Stevie Rudak | October 04, 2023
An Eye on the Sky
Physics student detects changes in space using radio waves through an internship with the National Radio Astronomy Observatory in New Mexico.
Allison Blum spent her summer researching the intricacies of space across time through an opportunity with the National Radio Astronomy Observatory (NRAO) — one of the world’s leading astronomical radio observatories funded by the U.S. National Science Foundation.
“We used the same methods and telescope that astronomy legends used, learning from the best of the best,” Blum said.
When applying to summer research experiences, Blum shared her list of open opportunities with physics professor and mentor, Ka-Wah Wong. Wong had an additional recommendation — the Research Experiences for Undergraduates (REU) program at the NRAO.
“I had low expectations, as the number of available spots range from five to 10 students,” Blum said. “After months of tirelessly waiting, I received an email and it read, ‘Congratulations, you have been accepted for the NRAO REU program in Socorro, New Mexico.’ I knew I could not pass up the opportunity.”

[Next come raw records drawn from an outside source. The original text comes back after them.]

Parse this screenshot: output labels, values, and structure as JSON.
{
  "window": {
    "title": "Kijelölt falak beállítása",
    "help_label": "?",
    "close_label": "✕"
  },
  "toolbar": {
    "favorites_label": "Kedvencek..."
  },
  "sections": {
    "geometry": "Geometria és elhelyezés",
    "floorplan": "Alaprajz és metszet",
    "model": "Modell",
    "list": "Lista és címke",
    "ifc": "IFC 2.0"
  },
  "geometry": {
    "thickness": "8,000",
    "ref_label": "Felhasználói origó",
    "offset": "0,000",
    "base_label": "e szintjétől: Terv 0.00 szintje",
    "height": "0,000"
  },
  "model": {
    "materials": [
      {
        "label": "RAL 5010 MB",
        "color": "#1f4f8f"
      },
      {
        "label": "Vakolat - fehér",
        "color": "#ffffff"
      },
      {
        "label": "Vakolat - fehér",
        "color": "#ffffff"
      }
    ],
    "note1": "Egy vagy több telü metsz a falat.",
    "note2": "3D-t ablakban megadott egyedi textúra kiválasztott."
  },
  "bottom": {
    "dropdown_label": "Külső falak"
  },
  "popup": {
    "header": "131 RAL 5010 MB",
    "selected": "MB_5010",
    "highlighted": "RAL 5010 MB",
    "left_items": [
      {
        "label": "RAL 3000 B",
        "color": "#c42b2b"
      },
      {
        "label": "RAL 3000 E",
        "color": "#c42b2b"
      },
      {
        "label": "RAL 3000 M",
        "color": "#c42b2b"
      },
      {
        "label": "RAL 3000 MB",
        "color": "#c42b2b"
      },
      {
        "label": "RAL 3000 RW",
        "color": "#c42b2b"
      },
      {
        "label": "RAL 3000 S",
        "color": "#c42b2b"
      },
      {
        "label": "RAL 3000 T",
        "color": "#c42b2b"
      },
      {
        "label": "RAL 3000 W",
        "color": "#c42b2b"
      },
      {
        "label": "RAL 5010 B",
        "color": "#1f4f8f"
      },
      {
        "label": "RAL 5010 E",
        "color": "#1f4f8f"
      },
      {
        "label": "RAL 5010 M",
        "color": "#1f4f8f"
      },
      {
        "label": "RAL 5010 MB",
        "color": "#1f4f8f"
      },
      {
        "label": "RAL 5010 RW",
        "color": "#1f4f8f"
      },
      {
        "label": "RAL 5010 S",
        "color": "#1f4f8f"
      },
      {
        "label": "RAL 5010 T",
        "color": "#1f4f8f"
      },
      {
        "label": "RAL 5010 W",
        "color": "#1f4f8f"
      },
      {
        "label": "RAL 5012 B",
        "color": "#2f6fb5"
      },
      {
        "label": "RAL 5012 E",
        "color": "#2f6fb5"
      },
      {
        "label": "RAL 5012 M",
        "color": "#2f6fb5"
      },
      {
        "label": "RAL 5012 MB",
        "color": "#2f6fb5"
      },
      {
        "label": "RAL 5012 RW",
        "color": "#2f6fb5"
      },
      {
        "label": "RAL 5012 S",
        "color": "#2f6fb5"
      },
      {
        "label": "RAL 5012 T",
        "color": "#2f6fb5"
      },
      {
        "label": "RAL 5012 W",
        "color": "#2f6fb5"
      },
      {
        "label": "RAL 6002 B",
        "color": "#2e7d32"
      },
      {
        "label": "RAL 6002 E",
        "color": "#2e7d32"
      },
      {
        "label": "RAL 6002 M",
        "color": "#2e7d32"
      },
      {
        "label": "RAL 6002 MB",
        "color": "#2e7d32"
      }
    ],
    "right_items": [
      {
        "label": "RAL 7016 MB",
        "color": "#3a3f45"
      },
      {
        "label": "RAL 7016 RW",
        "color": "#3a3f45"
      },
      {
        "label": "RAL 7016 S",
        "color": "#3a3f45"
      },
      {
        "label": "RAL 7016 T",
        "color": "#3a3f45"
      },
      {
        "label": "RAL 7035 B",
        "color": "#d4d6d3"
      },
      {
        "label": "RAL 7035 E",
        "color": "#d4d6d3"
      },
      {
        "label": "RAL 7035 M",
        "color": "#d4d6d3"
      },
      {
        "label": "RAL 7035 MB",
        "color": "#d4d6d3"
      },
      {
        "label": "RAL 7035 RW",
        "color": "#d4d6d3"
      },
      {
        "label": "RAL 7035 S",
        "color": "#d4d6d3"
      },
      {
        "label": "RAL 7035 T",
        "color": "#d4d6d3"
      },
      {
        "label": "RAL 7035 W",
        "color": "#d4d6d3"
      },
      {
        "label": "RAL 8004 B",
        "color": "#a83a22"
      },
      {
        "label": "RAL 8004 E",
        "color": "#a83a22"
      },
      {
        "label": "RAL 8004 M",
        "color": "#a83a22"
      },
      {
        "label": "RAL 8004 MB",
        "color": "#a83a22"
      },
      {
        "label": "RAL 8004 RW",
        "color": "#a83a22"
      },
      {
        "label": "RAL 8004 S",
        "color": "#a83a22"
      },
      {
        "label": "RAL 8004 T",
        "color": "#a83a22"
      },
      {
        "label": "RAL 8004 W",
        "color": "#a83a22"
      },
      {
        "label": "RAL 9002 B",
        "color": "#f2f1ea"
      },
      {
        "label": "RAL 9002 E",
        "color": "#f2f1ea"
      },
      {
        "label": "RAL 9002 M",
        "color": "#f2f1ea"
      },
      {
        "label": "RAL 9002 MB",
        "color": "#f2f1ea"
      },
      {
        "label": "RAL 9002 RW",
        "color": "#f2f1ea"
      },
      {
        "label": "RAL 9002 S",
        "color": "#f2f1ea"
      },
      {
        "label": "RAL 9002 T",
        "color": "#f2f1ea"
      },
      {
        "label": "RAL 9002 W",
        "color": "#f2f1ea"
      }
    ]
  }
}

Before heading to New Mexico, all accepted students traveled to the Green Bank Observatory in West Virginia. Blum was officially “off the grid,” unable to use her cell phone and other devices with a power switch because the observatory sits in a National Radio Quiet Zone, where technology usage is regulated as it can interfere with radio frequencies.
“We used the same methods and telescope that astronomy legends used, learning from the best of the best.”
Students underwent a week-long training dedicated to understanding the basics of radio astronomy which included daily lectures, an opportunity to collect data from the Robert C. Byrd Green Bank Telescope alongside peers, and data analyzation techniques.
“The sky was the clearest I’ve ever seen it,” Blum said. “You could easily see the Milky Way Galaxy.”
Blum then flew to the NRAO’s Very Large Array (VLA), a premier astronomical radio observatory comprised of 27 radio telescopes. She soon began her research with Dillon Dong, a PhD graduate from the Caltech Astronomy Department. Dong secured a grant to develop code that detects changes in the sky using archival data from the NRAO’s VLA.
“Astronomy and astrophysics are very coding intensive,” Blum said. “There’s a lot of theory, but to get there, you must use coding, requiring self-discipline in teaching oneself an entirely new language.”
“This whole summer was something out of a movie. I didn’t think I would have this kind of experience so early in my career, but it reaffirms my place in astrophysics.”
Blum was tasked with the responsibility to classify the changes in data over time based on type, means of detection, method of discovery, and more.
“It’s very hard to give a general classification for things because each object and event in space has its own nuances,” Blum said. “I was even using archival data from other observatories to piece together information.”
Blum’s goal is to eventually automate coding with current and previous archival data to pinpoint changes, figure out what is happening in the sky, and identify why there are transients occurring. Blum continues to work on the project and was invited back to the NRAO next summer to finish her portion of the research.
“This whole summer was something out of a movie,” Blum said. “I didn’t think I would have this kind of experience so early in my career, but it reaffirms my place in astrophysics.”